Whilst France’s five European partners began the process of parliamentary ratification, an intense ideological dispute divided the majority of French political parties — so much so that Italy decided to wait for the results of the French vote before taking its own decision.
The Mouvement républicain populaire (MRP — Popular Republican Movement), led by Robert Schuman, fought for the ratification of the Treaty establishing the European Defence Community (EDC), which it considered to be the decisive step in moving towards federal unity in Europe and the best way to prevent a revival of German nationalism. Those in favour of the EDC also saw it as an effective way for European countries to break away from their rather humiliating position as protected, dependent allies, the mere object of competition between East and West.

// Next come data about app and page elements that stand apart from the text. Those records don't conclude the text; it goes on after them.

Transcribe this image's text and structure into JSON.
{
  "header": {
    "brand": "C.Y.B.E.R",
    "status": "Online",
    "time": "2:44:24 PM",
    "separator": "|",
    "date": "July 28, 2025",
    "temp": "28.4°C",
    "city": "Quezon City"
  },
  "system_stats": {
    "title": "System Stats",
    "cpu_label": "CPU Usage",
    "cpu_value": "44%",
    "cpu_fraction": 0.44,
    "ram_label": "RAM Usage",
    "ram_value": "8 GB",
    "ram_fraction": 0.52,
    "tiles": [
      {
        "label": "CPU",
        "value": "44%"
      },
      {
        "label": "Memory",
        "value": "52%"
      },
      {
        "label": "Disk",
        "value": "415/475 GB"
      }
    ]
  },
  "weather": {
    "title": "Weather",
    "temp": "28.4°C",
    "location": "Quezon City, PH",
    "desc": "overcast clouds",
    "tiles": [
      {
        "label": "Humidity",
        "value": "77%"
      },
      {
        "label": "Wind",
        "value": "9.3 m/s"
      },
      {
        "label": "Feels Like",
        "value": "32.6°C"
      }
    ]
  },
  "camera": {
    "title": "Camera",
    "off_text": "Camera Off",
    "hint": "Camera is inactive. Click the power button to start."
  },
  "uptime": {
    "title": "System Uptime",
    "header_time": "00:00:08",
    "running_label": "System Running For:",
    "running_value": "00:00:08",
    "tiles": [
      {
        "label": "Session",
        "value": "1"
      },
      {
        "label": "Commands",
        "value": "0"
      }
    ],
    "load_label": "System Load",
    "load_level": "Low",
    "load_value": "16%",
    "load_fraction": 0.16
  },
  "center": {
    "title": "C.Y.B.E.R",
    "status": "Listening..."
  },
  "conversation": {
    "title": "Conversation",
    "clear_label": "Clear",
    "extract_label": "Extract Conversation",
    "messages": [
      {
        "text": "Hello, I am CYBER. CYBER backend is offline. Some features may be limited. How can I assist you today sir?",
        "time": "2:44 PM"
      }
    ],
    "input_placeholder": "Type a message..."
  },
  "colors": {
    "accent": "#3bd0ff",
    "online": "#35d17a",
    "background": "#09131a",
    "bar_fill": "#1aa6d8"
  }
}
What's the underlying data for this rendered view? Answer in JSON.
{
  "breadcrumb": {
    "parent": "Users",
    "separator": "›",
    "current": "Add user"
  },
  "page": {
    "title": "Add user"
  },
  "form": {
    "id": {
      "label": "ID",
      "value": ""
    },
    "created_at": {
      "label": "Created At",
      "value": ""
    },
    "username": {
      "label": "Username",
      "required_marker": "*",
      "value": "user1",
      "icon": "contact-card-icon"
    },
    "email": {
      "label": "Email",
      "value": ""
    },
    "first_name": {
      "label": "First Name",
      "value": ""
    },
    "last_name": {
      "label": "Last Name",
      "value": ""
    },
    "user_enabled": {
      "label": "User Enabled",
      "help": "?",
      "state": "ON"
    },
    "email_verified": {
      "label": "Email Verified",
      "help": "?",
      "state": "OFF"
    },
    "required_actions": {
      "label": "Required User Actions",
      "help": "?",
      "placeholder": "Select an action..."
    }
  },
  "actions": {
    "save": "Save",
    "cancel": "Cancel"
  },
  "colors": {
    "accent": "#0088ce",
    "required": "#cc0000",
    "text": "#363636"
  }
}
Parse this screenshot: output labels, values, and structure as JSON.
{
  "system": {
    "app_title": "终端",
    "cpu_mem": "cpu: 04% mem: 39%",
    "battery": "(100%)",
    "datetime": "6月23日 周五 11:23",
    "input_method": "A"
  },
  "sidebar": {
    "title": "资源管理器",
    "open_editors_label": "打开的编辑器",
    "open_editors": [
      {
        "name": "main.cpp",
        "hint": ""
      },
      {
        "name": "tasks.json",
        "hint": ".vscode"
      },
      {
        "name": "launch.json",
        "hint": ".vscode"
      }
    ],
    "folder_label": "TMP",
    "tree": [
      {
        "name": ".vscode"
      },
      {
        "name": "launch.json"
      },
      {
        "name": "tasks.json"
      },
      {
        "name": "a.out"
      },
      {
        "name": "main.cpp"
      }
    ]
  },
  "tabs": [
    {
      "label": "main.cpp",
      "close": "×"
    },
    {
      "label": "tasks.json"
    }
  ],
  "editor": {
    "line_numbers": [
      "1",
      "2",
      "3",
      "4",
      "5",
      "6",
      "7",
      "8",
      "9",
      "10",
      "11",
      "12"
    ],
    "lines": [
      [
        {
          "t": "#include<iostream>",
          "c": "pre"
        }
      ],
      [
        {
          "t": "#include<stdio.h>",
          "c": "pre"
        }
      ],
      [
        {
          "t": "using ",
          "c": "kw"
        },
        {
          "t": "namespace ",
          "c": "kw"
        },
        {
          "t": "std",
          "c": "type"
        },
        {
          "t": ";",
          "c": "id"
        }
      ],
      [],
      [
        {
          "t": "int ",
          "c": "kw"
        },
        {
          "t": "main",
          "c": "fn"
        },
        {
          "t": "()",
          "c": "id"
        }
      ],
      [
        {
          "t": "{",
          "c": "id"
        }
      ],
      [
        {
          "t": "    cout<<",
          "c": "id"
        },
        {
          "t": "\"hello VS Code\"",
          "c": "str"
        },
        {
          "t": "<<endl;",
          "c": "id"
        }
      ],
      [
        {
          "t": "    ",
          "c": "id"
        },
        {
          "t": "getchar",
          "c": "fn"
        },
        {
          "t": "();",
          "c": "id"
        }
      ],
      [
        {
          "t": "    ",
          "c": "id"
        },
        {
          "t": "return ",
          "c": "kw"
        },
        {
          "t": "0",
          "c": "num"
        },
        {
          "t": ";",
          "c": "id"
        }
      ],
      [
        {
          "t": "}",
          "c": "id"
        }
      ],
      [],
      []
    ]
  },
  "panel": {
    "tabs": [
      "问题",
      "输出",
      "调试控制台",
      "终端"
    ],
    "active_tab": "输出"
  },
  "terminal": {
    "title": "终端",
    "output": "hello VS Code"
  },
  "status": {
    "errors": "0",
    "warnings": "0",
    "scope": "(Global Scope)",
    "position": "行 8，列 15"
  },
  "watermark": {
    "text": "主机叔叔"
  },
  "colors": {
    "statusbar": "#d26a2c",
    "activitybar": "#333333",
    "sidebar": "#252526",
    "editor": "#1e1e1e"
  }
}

On the other hand, the French Communist Party (PCF) and the Rassemblement du peuple français (RPF — Rally of the French People), created by General de Gaulle, combined their efforts to fight against a project which in their eyes meant an unacceptable surrender of national sovereignty and which would once again leave the United Kingdom out of a highly strategic European project. At that time, memories of the Nazi occupation were still strong, and the rearmament of Germany was anathema to many. In addition, radical, socialist and independent MPs were split on the issue.
Nor was the international situation favourable to the EDC. Whilst France was suffering serious military setbacks in Indo-China, the nationalist right feared a further weakening of the French army. The death of Stalin in May 1953 and the signing of the armistice ending the Korean War four months later appeared to herald a period of détente in which the EDC no longer seemed quite as urgent. Furthermore, strong American pressure for ratification ended up irritating French MPs, who did not want to be told what to do.
In these circumstances, successive French Premiers delayed ratification of a Treaty openly criticised to an increasing extent by the French political community. Weakened by the successive governmental crises of the Fourth Republic, the new government under Mendès France, itself split between those for and those against the EDC, met with considerable difficulties in its efforts to have such a controversial bill adopted. At the eleventh hour, Mendès France, who himself had considerable reservations, even asked his European partners to modify certain aspects concerning the implementation of the Treaty and make it less supranational, but his efforts proved to be in vain. Not having been able to secure these amendments, Mendès France refused to take the political responsibility of turning ratification of the Treaty into a vote of confidence in his government.
While the Treaty had already been ratified by France’s partners, with the exception of Italy, which was ready to do so, the political friction and impassioned debates came to a head on 30 August 1954, when the French National Assembly decided by 319 votes to 264 to postpone discussion of the document that would allow the President to ratify the EDC Treaty. This procedural artifice meant that France had, in effect, rejected the proposal for a European army that it had instigated. For the federalists, the ‘crime of 30 August’ put an end, for the moment at least, to a climate favourable to supranationality in Europe.
France’s course of action met with considerable consternation in Western Europe and the United States. There was intense disappointment, and a rapid response was required. France, which had for many years been the champion of the European cause, found itself seriously discredited by its refusal to ratify the EDC Treaty. The establishment of Western European Union (WEU) on 23 October 1954 provided but a feeble substitute for the EDC.